8And he said unto me, Who art thou? And I answered him, I am an Amalekite.

9He said unto me again, Stand, I pray thee, upon me, and slay me: for anguish is come upon me, because my life is yet whole in me.

10So I stood upon him, and slew him, because I was sure that he could not live after that he was fallen: and I took the crown that was upon his head, and the bracelet that was on his arm, and have brought them hither unto my lord.

11Then David took hold on his clothes, and rent them; and likewise all the men that were with him:

12And they mourned, and wept, and fasted until even, for Saul, and for Jonathan his son, and for the people of the LORD, and for the house of Israel; because they were fallen by the sword.

13And David said unto the young man that told him, Whence art thou?
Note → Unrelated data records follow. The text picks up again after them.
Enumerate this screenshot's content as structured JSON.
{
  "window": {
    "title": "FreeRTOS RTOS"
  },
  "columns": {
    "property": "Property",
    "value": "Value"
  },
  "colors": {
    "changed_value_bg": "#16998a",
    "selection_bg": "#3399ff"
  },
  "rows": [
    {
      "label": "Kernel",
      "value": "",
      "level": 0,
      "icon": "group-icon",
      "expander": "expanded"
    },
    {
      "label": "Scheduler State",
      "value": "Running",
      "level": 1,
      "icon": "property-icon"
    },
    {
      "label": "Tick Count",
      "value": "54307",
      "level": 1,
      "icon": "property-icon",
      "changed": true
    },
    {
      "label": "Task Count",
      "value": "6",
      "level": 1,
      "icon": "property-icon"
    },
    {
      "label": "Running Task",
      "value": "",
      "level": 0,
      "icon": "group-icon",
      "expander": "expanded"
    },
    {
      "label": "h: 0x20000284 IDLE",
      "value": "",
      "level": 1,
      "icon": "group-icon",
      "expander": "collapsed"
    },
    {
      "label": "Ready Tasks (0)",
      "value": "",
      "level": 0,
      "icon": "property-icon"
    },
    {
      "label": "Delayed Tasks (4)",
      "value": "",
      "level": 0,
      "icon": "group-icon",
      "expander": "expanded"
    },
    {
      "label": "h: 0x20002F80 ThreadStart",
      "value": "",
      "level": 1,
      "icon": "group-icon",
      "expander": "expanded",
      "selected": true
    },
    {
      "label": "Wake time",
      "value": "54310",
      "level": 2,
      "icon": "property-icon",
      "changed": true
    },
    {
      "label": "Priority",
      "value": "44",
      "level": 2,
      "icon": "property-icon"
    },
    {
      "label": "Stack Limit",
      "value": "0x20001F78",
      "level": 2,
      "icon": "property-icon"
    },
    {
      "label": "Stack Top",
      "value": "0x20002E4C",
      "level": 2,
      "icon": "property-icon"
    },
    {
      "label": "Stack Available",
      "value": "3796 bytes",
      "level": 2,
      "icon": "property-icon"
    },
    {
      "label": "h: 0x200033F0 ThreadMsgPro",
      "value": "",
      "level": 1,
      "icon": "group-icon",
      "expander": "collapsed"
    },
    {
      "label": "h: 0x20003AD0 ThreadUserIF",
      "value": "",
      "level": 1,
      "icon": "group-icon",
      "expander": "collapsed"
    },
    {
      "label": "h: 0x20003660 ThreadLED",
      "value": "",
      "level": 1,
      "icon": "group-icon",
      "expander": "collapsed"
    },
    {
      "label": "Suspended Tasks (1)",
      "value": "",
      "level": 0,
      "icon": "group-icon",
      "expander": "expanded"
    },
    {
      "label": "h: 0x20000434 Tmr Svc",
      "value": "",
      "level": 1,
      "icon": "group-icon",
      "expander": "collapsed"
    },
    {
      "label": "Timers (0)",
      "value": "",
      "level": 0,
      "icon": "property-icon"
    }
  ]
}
And he answered, I am the son of a stranger, an Amalekite.

14And David said unto him, How wast thou not afraid to stretch forth thine hand to destroy the LORD'S anointed?

15And David called one of the young men, and said, Go near, and fall upon him. And he smote him that he died.

16And David said unto him, Thy blood be upon thy head; for thy mouth hath testified against thee, saying, I have slain the LORD'S anointed.

17And David lamented with this lamentation over Saul and over Jonathan his son:

18(Also he bade them teach the children of Judah the use of the bow: behold, it is written in the book of Jasher.)

19The beauty of Israel is slain upon thy high places: how are the mighty fallen!

20Tell it not in Gath, publish it not in the streets of Askelon; lest the daughters of the Philistines rejoice, lest the daughters of the uncircumcised triumph.

21Ye mountains of Gilboa, let there be no dew, neither let there be rain, upon you, nor fields of offerings: for there the shield of the mighty is vilely cast away, the shield of Saul, as though he had not been anointed with oil.

22From the blood of the slain, from the fat of the mighty, the bow of Jonathan turned not back, and the sword of Saul returned not empty.

23Saul and Jonathan were lovely and pleasant in their lives, and in their death they were not divided: they were swifter than eagles, they were stronger than lions.

24Ye daughters of Israel, weep over Saul, who clothed you in scarlet, with other delights, who put on ornaments of gold upon your apparel.

25How are the mighty fallen in the midst of the battle! O Jonathan, thou wast slain in thine high places.

26I am distressed for thee, my brother Jonathan: very pleasant hast thou been unto me: thy love to me was wonderful, passing the love of women.

27How are the mighty fallen, and the weapons of war perished!